I think there is some confusion when I use the term "Test" server  - in my usage this is used for End User Acceptance testing and there are usually more than one project/release undergoing End User Acceptance Testing at any one time - copying the Cache.dat would take over releases that are not ready to go.

= =

I guess it depends on the nature of the operation - I work for individual clients rather than having a monolithic product - and (as above) there will be several projects on the go at each time for each client - so what I do works for me.

If there is a possible problem with the compile (your projections) then, I think, the solution is a staging server - where individual releases are deployed to this and once proven that cache.dat is copied to the Live

My method works in my situation 
I guess there is no single "correct" solution that will work for all cases.

Peter

Hi Peter!

Sure, that's why I raised the topic - to gather the best practices of "what works" in production, preferably "for years".

Thanks for sharing your experience. 

BTW, do you want to share your Source Control library on DC someday?

Hi Evgeny

Source control library is not mine - It was a commercial product created by GlobalWare - saddly did not make it commercially and the company went defunct a few years ago.

But...
The main owner of the company now works for ISC in Boston wrc - Jorma Sunamo by name - maybe you should contact him direct (jorma.sunamo@intersystems.com) to discuss.

Peter

Comments

Hi All

The way I work is:- Personal Development Machines - Deploy to Test Server for User Acceptance Testing - Deploy to Live

The version control system that I use is TrakWarePro from Globalware - sadly no longer in existence  - but it works for us.  Not only to maintain versions but to ship releases between the three environments.

When deploying the classes need to be compiled (obviously) but I don't trust ISC compiling *all* the required classes and SQL statements etc.  Neither does $System.OBJ.CompileAll() work 100% in resolving the dependencies in the correct order.
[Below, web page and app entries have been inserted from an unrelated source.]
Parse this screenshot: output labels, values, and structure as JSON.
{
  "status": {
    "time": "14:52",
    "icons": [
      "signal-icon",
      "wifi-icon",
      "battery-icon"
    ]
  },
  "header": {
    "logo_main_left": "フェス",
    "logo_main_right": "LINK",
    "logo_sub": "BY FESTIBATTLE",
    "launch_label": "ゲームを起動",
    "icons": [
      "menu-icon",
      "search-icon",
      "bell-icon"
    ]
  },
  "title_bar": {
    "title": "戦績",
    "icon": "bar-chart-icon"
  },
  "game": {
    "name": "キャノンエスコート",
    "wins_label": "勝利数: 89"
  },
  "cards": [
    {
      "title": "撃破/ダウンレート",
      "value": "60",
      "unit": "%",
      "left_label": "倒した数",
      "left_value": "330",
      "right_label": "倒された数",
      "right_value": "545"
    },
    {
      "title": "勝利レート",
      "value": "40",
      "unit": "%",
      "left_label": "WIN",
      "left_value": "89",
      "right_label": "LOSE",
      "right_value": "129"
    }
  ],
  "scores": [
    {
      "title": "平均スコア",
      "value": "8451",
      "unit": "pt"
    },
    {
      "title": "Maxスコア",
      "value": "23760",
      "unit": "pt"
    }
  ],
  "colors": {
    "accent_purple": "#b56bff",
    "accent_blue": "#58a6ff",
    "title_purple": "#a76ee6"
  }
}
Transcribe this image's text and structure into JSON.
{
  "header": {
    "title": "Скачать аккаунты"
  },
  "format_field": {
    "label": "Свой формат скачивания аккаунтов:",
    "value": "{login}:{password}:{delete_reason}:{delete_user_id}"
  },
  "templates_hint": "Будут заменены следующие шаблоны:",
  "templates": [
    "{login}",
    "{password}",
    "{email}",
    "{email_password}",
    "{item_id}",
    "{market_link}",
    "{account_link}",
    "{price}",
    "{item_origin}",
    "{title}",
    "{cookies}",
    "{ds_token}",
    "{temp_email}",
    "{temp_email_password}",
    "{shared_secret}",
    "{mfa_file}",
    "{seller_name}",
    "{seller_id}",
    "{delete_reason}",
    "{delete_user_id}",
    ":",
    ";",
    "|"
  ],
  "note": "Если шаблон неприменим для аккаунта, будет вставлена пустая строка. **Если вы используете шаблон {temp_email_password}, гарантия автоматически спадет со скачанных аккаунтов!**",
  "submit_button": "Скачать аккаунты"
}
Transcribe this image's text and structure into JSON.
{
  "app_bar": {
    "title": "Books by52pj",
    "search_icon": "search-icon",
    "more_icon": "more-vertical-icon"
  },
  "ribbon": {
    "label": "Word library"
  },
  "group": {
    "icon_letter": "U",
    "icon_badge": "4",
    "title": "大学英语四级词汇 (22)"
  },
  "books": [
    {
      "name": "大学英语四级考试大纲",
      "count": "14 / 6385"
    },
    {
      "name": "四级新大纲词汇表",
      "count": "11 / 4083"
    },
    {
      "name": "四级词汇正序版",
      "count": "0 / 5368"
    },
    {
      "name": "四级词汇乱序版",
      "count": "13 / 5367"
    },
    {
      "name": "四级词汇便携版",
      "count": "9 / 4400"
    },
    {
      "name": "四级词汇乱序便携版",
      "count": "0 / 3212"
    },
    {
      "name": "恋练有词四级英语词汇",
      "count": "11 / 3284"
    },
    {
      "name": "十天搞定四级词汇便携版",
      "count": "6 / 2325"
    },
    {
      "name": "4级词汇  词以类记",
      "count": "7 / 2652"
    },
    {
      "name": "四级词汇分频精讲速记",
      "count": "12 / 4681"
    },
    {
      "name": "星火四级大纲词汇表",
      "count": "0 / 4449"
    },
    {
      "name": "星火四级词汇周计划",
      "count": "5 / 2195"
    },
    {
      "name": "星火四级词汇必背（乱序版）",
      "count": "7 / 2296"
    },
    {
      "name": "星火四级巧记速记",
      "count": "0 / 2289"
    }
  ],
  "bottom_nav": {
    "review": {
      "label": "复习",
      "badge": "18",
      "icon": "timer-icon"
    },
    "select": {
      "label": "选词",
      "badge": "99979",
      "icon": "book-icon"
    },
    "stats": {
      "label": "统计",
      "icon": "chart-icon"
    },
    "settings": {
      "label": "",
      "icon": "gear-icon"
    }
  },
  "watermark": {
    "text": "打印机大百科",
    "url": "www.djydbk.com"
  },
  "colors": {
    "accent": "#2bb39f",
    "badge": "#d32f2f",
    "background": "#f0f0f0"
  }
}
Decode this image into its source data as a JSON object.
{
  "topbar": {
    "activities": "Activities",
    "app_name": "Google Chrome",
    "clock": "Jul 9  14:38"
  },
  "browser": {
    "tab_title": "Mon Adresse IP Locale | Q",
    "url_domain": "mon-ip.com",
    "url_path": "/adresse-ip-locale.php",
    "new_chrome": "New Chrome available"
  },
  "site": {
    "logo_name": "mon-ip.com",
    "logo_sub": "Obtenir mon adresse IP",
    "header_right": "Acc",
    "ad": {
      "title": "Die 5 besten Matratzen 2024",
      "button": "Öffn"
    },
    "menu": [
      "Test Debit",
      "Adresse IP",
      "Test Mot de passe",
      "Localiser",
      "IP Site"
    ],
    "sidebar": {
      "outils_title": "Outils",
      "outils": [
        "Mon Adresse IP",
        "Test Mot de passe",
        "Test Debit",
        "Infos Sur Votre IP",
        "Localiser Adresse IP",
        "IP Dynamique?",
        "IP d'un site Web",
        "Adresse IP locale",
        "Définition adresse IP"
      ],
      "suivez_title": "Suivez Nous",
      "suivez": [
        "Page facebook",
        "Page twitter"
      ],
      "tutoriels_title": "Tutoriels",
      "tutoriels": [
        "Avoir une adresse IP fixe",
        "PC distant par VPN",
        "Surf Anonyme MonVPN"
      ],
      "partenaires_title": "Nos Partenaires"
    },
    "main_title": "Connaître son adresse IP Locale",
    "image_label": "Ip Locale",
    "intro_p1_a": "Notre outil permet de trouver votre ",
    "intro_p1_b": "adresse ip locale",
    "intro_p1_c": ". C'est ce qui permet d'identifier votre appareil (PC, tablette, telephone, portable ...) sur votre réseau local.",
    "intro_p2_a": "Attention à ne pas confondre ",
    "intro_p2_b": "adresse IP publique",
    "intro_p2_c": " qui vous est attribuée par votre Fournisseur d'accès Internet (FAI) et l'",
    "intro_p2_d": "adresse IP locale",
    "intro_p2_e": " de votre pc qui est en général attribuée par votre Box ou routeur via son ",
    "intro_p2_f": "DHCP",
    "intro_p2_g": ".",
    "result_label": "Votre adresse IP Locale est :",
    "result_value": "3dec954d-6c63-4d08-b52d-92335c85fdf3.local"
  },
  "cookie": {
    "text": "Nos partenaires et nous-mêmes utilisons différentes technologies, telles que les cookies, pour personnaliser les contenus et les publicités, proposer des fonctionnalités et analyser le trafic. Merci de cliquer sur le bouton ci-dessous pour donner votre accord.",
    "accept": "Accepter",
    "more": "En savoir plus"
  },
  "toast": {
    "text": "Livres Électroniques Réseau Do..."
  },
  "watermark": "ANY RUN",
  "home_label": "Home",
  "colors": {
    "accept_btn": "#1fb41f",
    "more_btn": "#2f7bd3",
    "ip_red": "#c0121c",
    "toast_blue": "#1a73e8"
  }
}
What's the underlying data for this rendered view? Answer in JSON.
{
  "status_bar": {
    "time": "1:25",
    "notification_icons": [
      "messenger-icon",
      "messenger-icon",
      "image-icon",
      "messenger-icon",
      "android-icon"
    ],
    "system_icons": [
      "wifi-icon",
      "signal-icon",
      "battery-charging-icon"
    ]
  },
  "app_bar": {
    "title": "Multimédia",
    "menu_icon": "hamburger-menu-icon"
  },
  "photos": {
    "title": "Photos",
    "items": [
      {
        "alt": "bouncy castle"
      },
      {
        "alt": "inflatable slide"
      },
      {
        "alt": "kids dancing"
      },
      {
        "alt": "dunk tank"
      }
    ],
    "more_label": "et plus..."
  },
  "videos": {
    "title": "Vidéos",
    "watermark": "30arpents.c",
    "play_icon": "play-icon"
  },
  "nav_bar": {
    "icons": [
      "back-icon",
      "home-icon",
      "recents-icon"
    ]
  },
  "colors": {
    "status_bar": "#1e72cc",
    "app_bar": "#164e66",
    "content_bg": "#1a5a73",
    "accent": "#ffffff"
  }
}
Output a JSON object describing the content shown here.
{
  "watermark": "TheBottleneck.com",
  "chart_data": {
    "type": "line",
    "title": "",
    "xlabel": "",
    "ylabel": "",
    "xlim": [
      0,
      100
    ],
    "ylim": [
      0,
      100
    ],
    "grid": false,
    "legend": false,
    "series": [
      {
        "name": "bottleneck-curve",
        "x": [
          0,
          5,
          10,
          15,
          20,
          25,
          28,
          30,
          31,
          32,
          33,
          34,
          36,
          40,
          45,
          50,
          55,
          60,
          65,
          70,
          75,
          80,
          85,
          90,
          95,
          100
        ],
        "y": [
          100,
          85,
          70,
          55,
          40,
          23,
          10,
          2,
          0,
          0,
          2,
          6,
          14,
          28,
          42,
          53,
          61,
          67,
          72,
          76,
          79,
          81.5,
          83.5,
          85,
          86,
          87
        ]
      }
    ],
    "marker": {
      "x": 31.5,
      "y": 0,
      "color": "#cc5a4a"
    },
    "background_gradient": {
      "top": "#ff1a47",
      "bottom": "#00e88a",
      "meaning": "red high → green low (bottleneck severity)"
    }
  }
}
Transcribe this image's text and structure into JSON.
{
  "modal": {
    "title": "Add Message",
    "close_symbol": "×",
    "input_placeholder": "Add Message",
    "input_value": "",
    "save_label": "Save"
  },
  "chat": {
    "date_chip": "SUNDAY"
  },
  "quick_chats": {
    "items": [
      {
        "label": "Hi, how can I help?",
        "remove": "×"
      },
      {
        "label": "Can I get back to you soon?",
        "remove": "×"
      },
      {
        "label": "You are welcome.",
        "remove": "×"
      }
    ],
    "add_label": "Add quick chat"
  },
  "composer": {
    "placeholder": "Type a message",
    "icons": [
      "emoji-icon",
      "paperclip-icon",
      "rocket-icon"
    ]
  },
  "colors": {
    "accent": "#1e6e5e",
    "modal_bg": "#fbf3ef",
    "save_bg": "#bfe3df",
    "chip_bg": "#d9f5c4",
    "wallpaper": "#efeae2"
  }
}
Also a release will need to set SQL access on tables for any new data classes.

So I have developed a do ##class(setup.rCompileAll).doit() method that does all the necessary - in the correct order, set the SQL Access etc.

Usually a deployment will require changing data/updating indices/adding pages to the access database etc etc - so there is usually a setup class that contains the code to do this.

So I have

  • a Studio project "pfcXXX"
  • a version control project "pfcXXX"
  • a setup class "setup,rPFCxxx.cls"

And all this works 99.9% over 10 plus years - I can't actually remember wen it went wrong but nothing in this world is 100% smiley

The downtime can be as little as 5 minutes for a simple release or up to 1 hour or so if the data changes are complex.

The only downside is system is unavailable to the user whilst this process is happening - I know about the technique of using mirroring and updating one mirror and then swapping - but this is overkill for my users.

Peter

resolving the dependencies in the correct order.

That's probably the weakest spot and requires often manual intervention.

Just had to do this at a client 
And missed out another thing that I have to do....

This is a ZEN app that has custom components sub classed from ZEN - these create css and js files

But only in the master namespace/csp application

These files need to be copied to the other namespace/csp applications

peter